Page and application data records:
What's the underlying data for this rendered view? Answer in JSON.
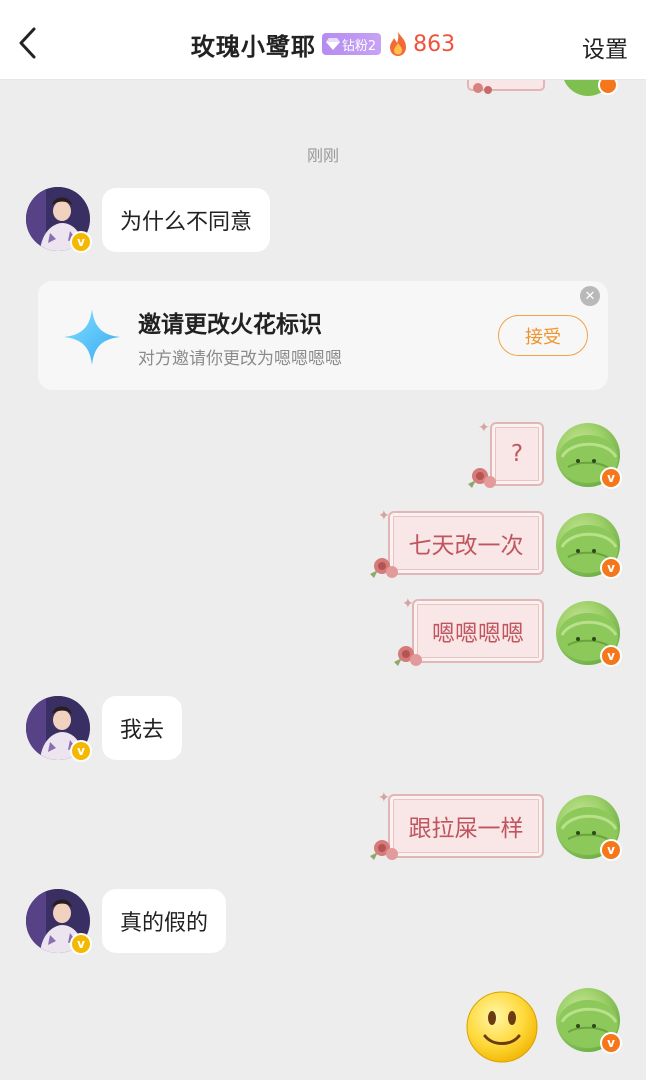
{
  "header": {
    "title": "玫瑰小鹭耶",
    "fan_badge": "钻粉2",
    "fire_count": "863",
    "settings_label": "设置"
  },
  "timestamp": "刚刚",
  "invite": {
    "title": "邀请更改火花标识",
    "subtitle": "对方邀请你更改为嗯嗯嗯嗯",
    "accept_label": "接受",
    "close_symbol": "✕"
  },
  "messages": [
    {
      "side": "left",
      "text": "为什么不同意"
    },
    {
      "side": "right",
      "text": "?"
    },
    {
      "side": "right",
      "text": "七天改一次"
    },
    {
      "side": "right",
      "text": "嗯嗯嗯嗯"
    },
    {
      "side": "left",
      "text": "我去"
    },
    {
      "side": "right",
      "text": "跟拉屎一样"
    },
    {
      "side": "left",
      "text": "真的假的"
    },
    {
      "side": "right",
      "sticker": "smiley-face"
    }
  ],
  "badge": {
    "verified_symbol": "v"
  },
  "colors": {
    "accent_orange": "#f0932a",
    "fire_red": "#f0533a",
    "rose_text": "#c0555f",
    "fan_purple": "#b48cf0"
  },
  "icons": [
    "back-chevron-icon",
    "diamond-icon",
    "fire-icon",
    "spark-star-icon",
    "close-icon",
    "rose-icon",
    "sparkle-icon",
    "smiley-icon"
  ]
}
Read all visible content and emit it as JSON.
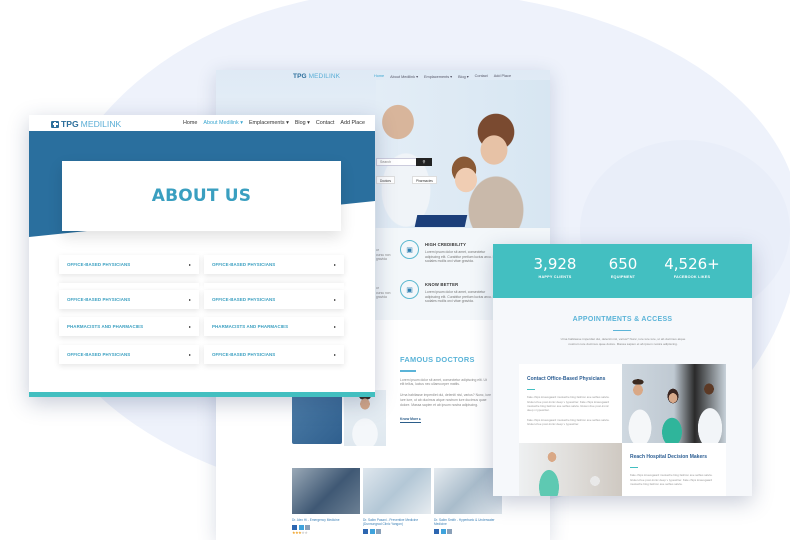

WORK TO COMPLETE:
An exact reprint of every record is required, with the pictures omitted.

SOLVED EXERCISE:
What's the underlying data for this rendered view? Answer in JSON.
{
  "header": {
    "title": "玫瑰小鹭耶",
    "fan_badge": "钻粉2",
    "fire_count": "863",
    "settings_label": "设置"
  },
  "timestamp": "刚刚",
  "invite": {
    "title": "邀请更改火花标识",
    "subtitle": "对方邀请你更改为嗯嗯嗯嗯",
    "accept_label": "接受",
    "close_symbol": "✕"
  },
  "messages": [
    {
      "side": "left",
      "text": "为什么不同意"
    },
    {
      "side": "right",
      "text": "?"
    },
    {
      "side": "right",
      "text": "七天改一次"
    },
    {
      "side": "right",
      "text": "嗯嗯嗯嗯"
    },
    {
      "side": "left",
      "text": "我去"
    },
    {
      "side": "right",
      "text": "跟拉屎一样"
    },
    {
      "side": "left",
      "text": "真的假的"
    },
    {
      "side": "right",
      "sticker": "smiley-face"
    }
  ],
  "badge": {
    "verified_symbol": "v"
  },
  "colors": {
    "accent_orange": "#f0932a",
    "fire_red": "#f0533a",
    "rose_text": "#c0555f",
    "fan_purple": "#b48cf0"
  },
  "icons": [
    "back-chevron-icon",
    "diamond-icon",
    "fire-icon",
    "spark-star-icon",
    "close-icon",
    "rose-icon",
    "sparkle-icon",
    "smiley-icon"
  ]
}
Read all visible content and emit it as JSON.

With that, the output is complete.